You’ll note that the March 22nd city council packet includes all of the pages of Peyser’s invoice. The additional pages contain individual entries describing the date and type of legal services work that Peyser performed for Clarkston, as well as the number of hours and the total cost for each individual entry. This is a typical billing format for outside lawyers.
Now, take a look at the one-page “invoice” that the city recently posted at page 22 of the most recent August 23, 2021 city council packet, linked here:
Apparently, you only get to know that Peyser gave the city “general corporate” advice – but you’re not entitled to know any of the details because the city excluded the additional page(s) that described exactly what work Peyser performed in exchange for our tax dollars. (And no, the city can’t argue that it’s privileged – Peyser has been practicing law for decades and knows how to write a billing narrative that isn’t privileged, just as every other firm lawyer who works with government entities and has been practicing for more than a minute knows how to do). I haven’t had the opportunity to listen to the August 23, 2021 city council meeting yet, but I’ve been told that this $595 charge related to my FOIA request. I guess that means that providing only part of Peyser’s bill in the city council packet is simply another attempt by the city manager to demonstrate his “commitment to transparency” to us. 😂 😂 😂

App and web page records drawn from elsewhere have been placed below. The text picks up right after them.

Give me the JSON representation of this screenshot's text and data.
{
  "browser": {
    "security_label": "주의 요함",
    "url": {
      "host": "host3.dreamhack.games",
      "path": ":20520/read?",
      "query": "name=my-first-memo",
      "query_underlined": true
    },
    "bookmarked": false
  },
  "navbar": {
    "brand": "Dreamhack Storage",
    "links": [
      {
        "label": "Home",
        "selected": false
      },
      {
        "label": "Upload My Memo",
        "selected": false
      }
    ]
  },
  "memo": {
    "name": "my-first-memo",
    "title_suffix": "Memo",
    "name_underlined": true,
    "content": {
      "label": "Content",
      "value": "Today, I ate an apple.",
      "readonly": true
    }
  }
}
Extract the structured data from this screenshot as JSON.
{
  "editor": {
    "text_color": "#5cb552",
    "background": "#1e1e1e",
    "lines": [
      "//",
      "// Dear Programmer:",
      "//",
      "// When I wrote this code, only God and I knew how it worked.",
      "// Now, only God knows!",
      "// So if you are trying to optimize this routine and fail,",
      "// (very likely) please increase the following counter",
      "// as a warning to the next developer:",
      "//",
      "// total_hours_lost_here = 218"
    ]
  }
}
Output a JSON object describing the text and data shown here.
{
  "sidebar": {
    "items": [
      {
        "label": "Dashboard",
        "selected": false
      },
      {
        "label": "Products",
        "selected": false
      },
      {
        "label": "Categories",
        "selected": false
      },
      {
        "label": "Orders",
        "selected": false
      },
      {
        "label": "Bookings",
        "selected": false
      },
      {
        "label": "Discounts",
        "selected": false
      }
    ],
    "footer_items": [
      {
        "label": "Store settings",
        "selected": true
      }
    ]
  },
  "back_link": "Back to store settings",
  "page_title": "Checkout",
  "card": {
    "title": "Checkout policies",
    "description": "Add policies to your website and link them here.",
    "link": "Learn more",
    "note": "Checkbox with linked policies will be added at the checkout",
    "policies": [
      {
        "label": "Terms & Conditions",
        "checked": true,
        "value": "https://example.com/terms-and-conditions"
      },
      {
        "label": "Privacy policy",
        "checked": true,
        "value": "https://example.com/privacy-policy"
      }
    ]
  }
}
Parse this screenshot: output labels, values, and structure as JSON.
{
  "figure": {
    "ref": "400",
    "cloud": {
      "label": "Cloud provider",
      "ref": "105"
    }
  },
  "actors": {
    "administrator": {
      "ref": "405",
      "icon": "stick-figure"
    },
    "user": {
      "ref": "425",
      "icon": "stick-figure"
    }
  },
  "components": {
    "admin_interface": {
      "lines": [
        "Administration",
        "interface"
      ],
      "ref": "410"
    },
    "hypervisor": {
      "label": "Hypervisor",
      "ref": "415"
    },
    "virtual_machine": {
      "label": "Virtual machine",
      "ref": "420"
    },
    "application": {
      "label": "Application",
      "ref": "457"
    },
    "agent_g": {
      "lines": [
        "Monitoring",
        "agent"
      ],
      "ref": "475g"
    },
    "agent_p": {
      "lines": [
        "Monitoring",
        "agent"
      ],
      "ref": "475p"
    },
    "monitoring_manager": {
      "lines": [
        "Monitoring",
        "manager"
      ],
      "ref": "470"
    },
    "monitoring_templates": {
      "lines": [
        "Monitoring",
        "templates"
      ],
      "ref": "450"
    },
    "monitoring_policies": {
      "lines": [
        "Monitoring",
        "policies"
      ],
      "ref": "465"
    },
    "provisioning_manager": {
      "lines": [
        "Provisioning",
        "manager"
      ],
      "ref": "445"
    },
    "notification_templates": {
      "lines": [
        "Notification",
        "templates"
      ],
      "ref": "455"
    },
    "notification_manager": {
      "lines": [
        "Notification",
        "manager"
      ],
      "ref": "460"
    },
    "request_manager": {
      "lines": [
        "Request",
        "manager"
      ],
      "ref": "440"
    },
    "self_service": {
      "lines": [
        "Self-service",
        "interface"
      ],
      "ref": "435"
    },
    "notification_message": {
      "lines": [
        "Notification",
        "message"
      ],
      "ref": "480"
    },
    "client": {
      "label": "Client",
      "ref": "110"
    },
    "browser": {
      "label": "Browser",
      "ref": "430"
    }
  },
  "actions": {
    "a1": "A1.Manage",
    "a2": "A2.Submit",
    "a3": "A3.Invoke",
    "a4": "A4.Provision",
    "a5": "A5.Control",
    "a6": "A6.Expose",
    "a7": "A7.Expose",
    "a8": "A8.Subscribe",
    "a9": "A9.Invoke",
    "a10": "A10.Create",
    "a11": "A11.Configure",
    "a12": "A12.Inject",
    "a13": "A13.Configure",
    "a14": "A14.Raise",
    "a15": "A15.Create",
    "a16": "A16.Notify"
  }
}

You really couldn’t make this stuff up if you tried. I feel sorry for people who recently bought homes in the city. I doubt that they are aware that their new digs come with the clown car that is our city government, a government filled with people who believe that they aren’t responsible to the taxpayers, who think that they don’t have to follow the law, and who believe that they are entitled to hide information from us. As an added “bonus” – because our elected officials have always appeared to be more interested in favoring one particular business owner over all others in the past – our once-beautiful little town has become nothing more than “a food court with a street running down the middle” to go along with all of that bad government (h/t to the commenters on the Clarkston News’ Facebook page for the quoted content).